statue Gagne, Cosmography and the Idea of Hyperborea in Ancient Greece (2021), 179, 186
temenos Bernabe et al., Redefining Dionysos (2013) 410
temple Bernabe et al., Redefining Dionysos (2013) 410
theater, theatrical' Bernabe et al., Redefining Dionysos (2013) 410
theoxenia Gagne, Cosmography and the Idea of Hyperborea in Ancient Greece (2021), 179
theseus, hero of athens Mikalson, Herodotus and Religion in the Persian Wars (2003) 34, 115
thracia, thracian Bernabe et al., Redefining Dionysos (2013) 410
thyia Bernabe et al., Redefining Dionysos (2013) 410
thyiads, thyiades Bernabe et al., Redefining Dionysos (2013) 410
thyiads Gagne, Cosmography and the Idea of Hyperborea in Ancient Greece (2021), 179, 186
travel Gagne, Cosmography and the Idea of Hyperborea in Ancient Greece (2021), 179, 186
tripod Gagne, Cosmography and the Idea of Hyperborea in Ancient Greece (2021), 179

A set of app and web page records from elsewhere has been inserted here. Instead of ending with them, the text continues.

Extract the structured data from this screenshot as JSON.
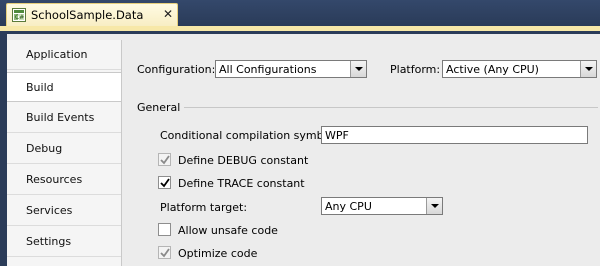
{
  "tab": {
    "title": "SchoolSample.Data",
    "close": "✕"
  },
  "sidebar": {
    "items": [
      {
        "label": "Application"
      },
      {
        "label": "Build"
      },
      {
        "label": "Build Events"
      },
      {
        "label": "Debug"
      },
      {
        "label": "Resources"
      },
      {
        "label": "Services"
      },
      {
        "label": "Settings"
      }
    ],
    "selected": "Build"
  },
  "header": {
    "configuration_label": "Configuration:",
    "configuration_value": "All Configurations",
    "platform_label": "Platform:",
    "platform_value": "Active (Any CPU)"
  },
  "general": {
    "section_title": "General",
    "symbols_label": "Conditional compilation symbols:",
    "symbols_value": "WPF",
    "define_debug_label": "Define DEBUG constant",
    "define_debug_checked": true,
    "define_trace_label": "Define TRACE constant",
    "define_trace_checked": true,
    "platform_target_label": "Platform target:",
    "platform_target_value": "Any CPU",
    "allow_unsafe_label": "Allow unsafe code",
    "allow_unsafe_checked": false,
    "optimize_label": "Optimize code",
    "optimize_checked": true
  },
  "colors": {
    "tab_bg": "#fffbe3",
    "accent": "#f7e8a8",
    "chrome": "#2b3c59",
    "panel": "#ececec"
  }
}
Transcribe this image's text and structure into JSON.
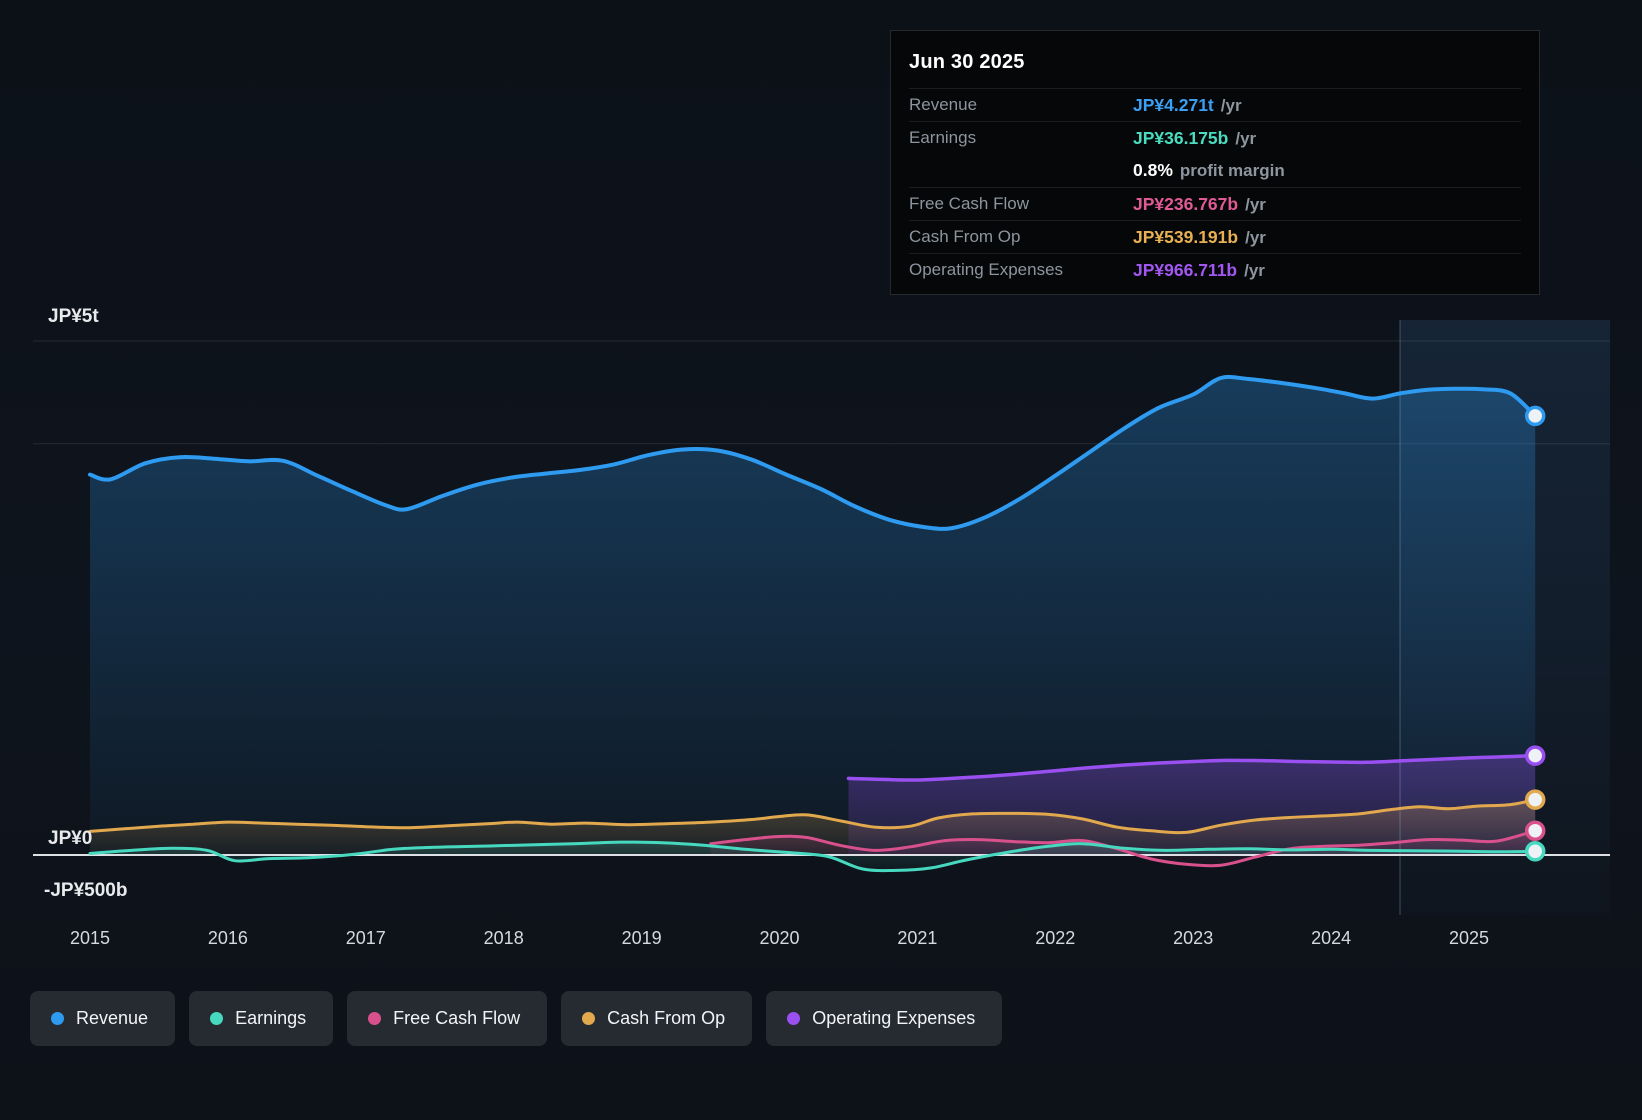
{
  "tooltip": {
    "date": "Jun 30 2025",
    "rows": [
      {
        "label": "Revenue",
        "value": "JP¥4.271t",
        "unit": "/yr",
        "color": "#3aa0f5"
      },
      {
        "label": "Earnings",
        "value": "JP¥36.175b",
        "unit": "/yr",
        "color": "#49dcc0"
      },
      {
        "label": "",
        "value": "0.8%",
        "unit": "profit margin",
        "color": "#ffffff"
      },
      {
        "label": "Free Cash Flow",
        "value": "JP¥236.767b",
        "unit": "/yr",
        "color": "#e05a96"
      },
      {
        "label": "Cash From Op",
        "value": "JP¥539.191b",
        "unit": "/yr",
        "color": "#e8b052"
      },
      {
        "label": "Operating Expenses",
        "value": "JP¥966.711b",
        "unit": "/yr",
        "color": "#a257f2"
      }
    ]
  },
  "axis": {
    "y_labels": [
      {
        "text": "JP¥5t"
      },
      {
        "text": "JP¥0"
      },
      {
        "text": "-JP¥500b"
      }
    ],
    "x_labels": [
      "2015",
      "2016",
      "2017",
      "2018",
      "2019",
      "2020",
      "2021",
      "2022",
      "2023",
      "2024",
      "2025"
    ]
  },
  "legend": [
    {
      "key": "revenue",
      "label": "Revenue",
      "color": "#2e9bf0"
    },
    {
      "key": "earnings",
      "label": "Earnings",
      "color": "#47d9bf"
    },
    {
      "key": "free-cash-flow",
      "label": "Free Cash Flow",
      "color": "#d8518d"
    },
    {
      "key": "cash-from-op",
      "label": "Cash From Op",
      "color": "#e2a84e"
    },
    {
      "key": "operating-expenses",
      "label": "Operating Expenses",
      "color": "#9a50f0"
    }
  ],
  "chart_data": {
    "type": "area",
    "title": "Financial history to Jun 30 2025",
    "x_unit": "year",
    "y_unit": "JP¥ billions",
    "ylim": [
      -500,
      5000
    ],
    "xlim": [
      2015,
      2025.5
    ],
    "grid_values_billions": [
      5000,
      4000,
      0
    ],
    "recent_period_start": 2024.5,
    "series": [
      {
        "key": "revenue",
        "name": "Revenue",
        "color": "#2e9bf0",
        "width": 4,
        "fill_top": 0.3,
        "fill_bottom": 0.04,
        "points": [
          [
            2015.0,
            3700
          ],
          [
            2015.15,
            3655
          ],
          [
            2015.4,
            3810
          ],
          [
            2015.65,
            3870
          ],
          [
            2015.9,
            3855
          ],
          [
            2016.15,
            3830
          ],
          [
            2016.4,
            3835
          ],
          [
            2016.65,
            3690
          ],
          [
            2016.9,
            3540
          ],
          [
            2017.15,
            3400
          ],
          [
            2017.3,
            3365
          ],
          [
            2017.55,
            3490
          ],
          [
            2017.8,
            3600
          ],
          [
            2018.05,
            3670
          ],
          [
            2018.3,
            3710
          ],
          [
            2018.55,
            3745
          ],
          [
            2018.8,
            3800
          ],
          [
            2019.05,
            3890
          ],
          [
            2019.3,
            3945
          ],
          [
            2019.55,
            3935
          ],
          [
            2019.8,
            3845
          ],
          [
            2020.05,
            3700
          ],
          [
            2020.3,
            3560
          ],
          [
            2020.55,
            3390
          ],
          [
            2020.8,
            3260
          ],
          [
            2021.05,
            3190
          ],
          [
            2021.25,
            3180
          ],
          [
            2021.5,
            3290
          ],
          [
            2021.75,
            3470
          ],
          [
            2022.0,
            3690
          ],
          [
            2022.25,
            3920
          ],
          [
            2022.5,
            4150
          ],
          [
            2022.75,
            4350
          ],
          [
            2023.0,
            4480
          ],
          [
            2023.2,
            4640
          ],
          [
            2023.4,
            4630
          ],
          [
            2023.65,
            4590
          ],
          [
            2023.9,
            4540
          ],
          [
            2024.1,
            4490
          ],
          [
            2024.3,
            4440
          ],
          [
            2024.5,
            4490
          ],
          [
            2024.7,
            4525
          ],
          [
            2024.9,
            4535
          ],
          [
            2025.1,
            4530
          ],
          [
            2025.3,
            4490
          ],
          [
            2025.48,
            4271
          ]
        ]
      },
      {
        "key": "operating-expenses",
        "name": "Operating Expenses",
        "color": "#9a50f0",
        "width": 3.5,
        "fill_top": 0.32,
        "fill_bottom": 0.1,
        "points": [
          [
            2020.5,
            745
          ],
          [
            2020.75,
            735
          ],
          [
            2021.0,
            730
          ],
          [
            2021.25,
            745
          ],
          [
            2021.5,
            765
          ],
          [
            2021.75,
            790
          ],
          [
            2022.0,
            820
          ],
          [
            2022.25,
            850
          ],
          [
            2022.5,
            875
          ],
          [
            2022.75,
            895
          ],
          [
            2023.0,
            910
          ],
          [
            2023.25,
            920
          ],
          [
            2023.5,
            918
          ],
          [
            2023.75,
            910
          ],
          [
            2024.0,
            905
          ],
          [
            2024.25,
            902
          ],
          [
            2024.5,
            915
          ],
          [
            2024.75,
            930
          ],
          [
            2025.0,
            945
          ],
          [
            2025.25,
            955
          ],
          [
            2025.48,
            966.711
          ]
        ]
      },
      {
        "key": "cash-from-op",
        "name": "Cash From Op",
        "color": "#e2a84e",
        "width": 3,
        "fill_top": 0.28,
        "fill_bottom": 0.04,
        "points": [
          [
            2015.0,
            230
          ],
          [
            2015.25,
            255
          ],
          [
            2015.5,
            280
          ],
          [
            2015.75,
            300
          ],
          [
            2016.0,
            320
          ],
          [
            2016.25,
            310
          ],
          [
            2016.5,
            300
          ],
          [
            2016.75,
            290
          ],
          [
            2017.0,
            275
          ],
          [
            2017.3,
            265
          ],
          [
            2017.6,
            285
          ],
          [
            2017.9,
            305
          ],
          [
            2018.1,
            320
          ],
          [
            2018.35,
            300
          ],
          [
            2018.6,
            310
          ],
          [
            2018.9,
            295
          ],
          [
            2019.2,
            305
          ],
          [
            2019.5,
            320
          ],
          [
            2019.8,
            345
          ],
          [
            2020.0,
            375
          ],
          [
            2020.2,
            390
          ],
          [
            2020.45,
            330
          ],
          [
            2020.7,
            270
          ],
          [
            2020.95,
            280
          ],
          [
            2021.15,
            360
          ],
          [
            2021.4,
            400
          ],
          [
            2021.7,
            405
          ],
          [
            2021.95,
            395
          ],
          [
            2022.2,
            350
          ],
          [
            2022.45,
            270
          ],
          [
            2022.7,
            235
          ],
          [
            2022.95,
            220
          ],
          [
            2023.2,
            290
          ],
          [
            2023.45,
            340
          ],
          [
            2023.7,
            365
          ],
          [
            2023.95,
            380
          ],
          [
            2024.2,
            400
          ],
          [
            2024.45,
            445
          ],
          [
            2024.65,
            470
          ],
          [
            2024.85,
            450
          ],
          [
            2025.05,
            475
          ],
          [
            2025.3,
            490
          ],
          [
            2025.48,
            539.191
          ]
        ]
      },
      {
        "key": "free-cash-flow",
        "name": "Free Cash Flow",
        "color": "#d8518d",
        "width": 3,
        "fill_top": 0.2,
        "fill_bottom": 0.03,
        "points": [
          [
            2019.5,
            110
          ],
          [
            2019.75,
            150
          ],
          [
            2020.0,
            180
          ],
          [
            2020.2,
            170
          ],
          [
            2020.45,
            90
          ],
          [
            2020.7,
            45
          ],
          [
            2020.95,
            80
          ],
          [
            2021.2,
            140
          ],
          [
            2021.45,
            150
          ],
          [
            2021.7,
            130
          ],
          [
            2021.95,
            120
          ],
          [
            2022.2,
            140
          ],
          [
            2022.45,
            60
          ],
          [
            2022.7,
            -40
          ],
          [
            2022.95,
            -90
          ],
          [
            2023.2,
            -100
          ],
          [
            2023.45,
            -20
          ],
          [
            2023.7,
            60
          ],
          [
            2023.95,
            85
          ],
          [
            2024.2,
            95
          ],
          [
            2024.45,
            120
          ],
          [
            2024.7,
            150
          ],
          [
            2024.95,
            145
          ],
          [
            2025.2,
            135
          ],
          [
            2025.48,
            236.767
          ]
        ]
      },
      {
        "key": "earnings",
        "name": "Earnings",
        "color": "#47d9bf",
        "width": 3,
        "fill_top": 0.18,
        "fill_bottom": 0.03,
        "points": [
          [
            2015.0,
            15
          ],
          [
            2015.3,
            45
          ],
          [
            2015.6,
            65
          ],
          [
            2015.85,
            45
          ],
          [
            2016.05,
            -55
          ],
          [
            2016.3,
            -35
          ],
          [
            2016.6,
            -25
          ],
          [
            2016.9,
            5
          ],
          [
            2017.2,
            55
          ],
          [
            2017.5,
            75
          ],
          [
            2017.8,
            85
          ],
          [
            2018.1,
            95
          ],
          [
            2018.5,
            110
          ],
          [
            2018.85,
            125
          ],
          [
            2019.15,
            120
          ],
          [
            2019.45,
            95
          ],
          [
            2019.75,
            55
          ],
          [
            2020.05,
            25
          ],
          [
            2020.35,
            -15
          ],
          [
            2020.6,
            -135
          ],
          [
            2020.85,
            -150
          ],
          [
            2021.1,
            -125
          ],
          [
            2021.35,
            -50
          ],
          [
            2021.65,
            25
          ],
          [
            2021.95,
            85
          ],
          [
            2022.2,
            110
          ],
          [
            2022.5,
            65
          ],
          [
            2022.8,
            45
          ],
          [
            2023.1,
            55
          ],
          [
            2023.4,
            60
          ],
          [
            2023.7,
            50
          ],
          [
            2024.0,
            55
          ],
          [
            2024.3,
            45
          ],
          [
            2024.6,
            42
          ],
          [
            2024.9,
            38
          ],
          [
            2025.2,
            32
          ],
          [
            2025.48,
            36.175
          ]
        ]
      }
    ]
  }
}
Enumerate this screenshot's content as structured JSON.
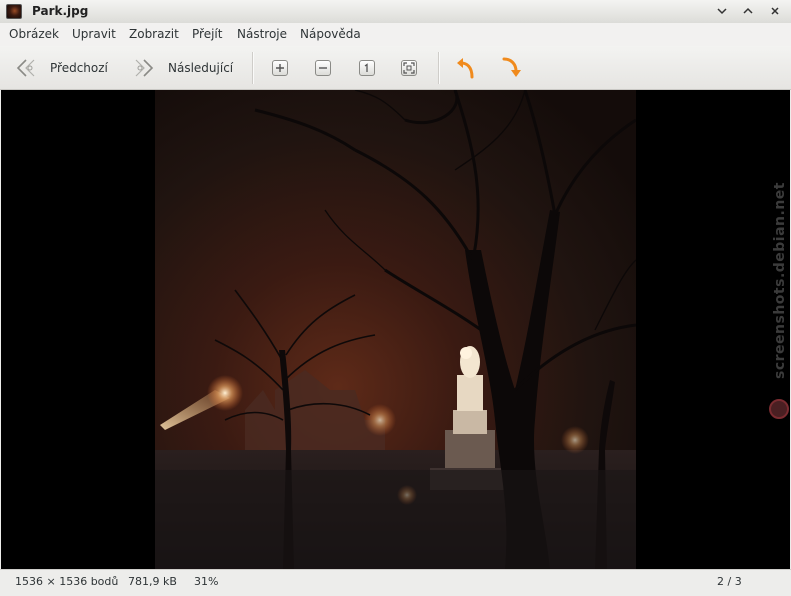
{
  "window": {
    "title": "Park.jpg"
  },
  "menu": [
    "Obrázek",
    "Upravit",
    "Zobrazit",
    "Přejít",
    "Nástroje",
    "Nápověda"
  ],
  "toolbar": {
    "prev_label": "Předchozí",
    "next_label": "Následující"
  },
  "image": {
    "description_icons": [
      "night-park-photo"
    ]
  },
  "status": {
    "dimensions": "1536 × 1536 bodů",
    "size": "781,9 kB",
    "zoom": "31%",
    "position": "2 / 3"
  },
  "watermark": "screenshots.debian.net",
  "colors": {
    "accent_rotate": "#f08a1c",
    "viewport_bg": "#000000"
  }
}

visual culture Gagne, Cosmography and the Idea of Hyperborea in Ancient Greece (2021), 179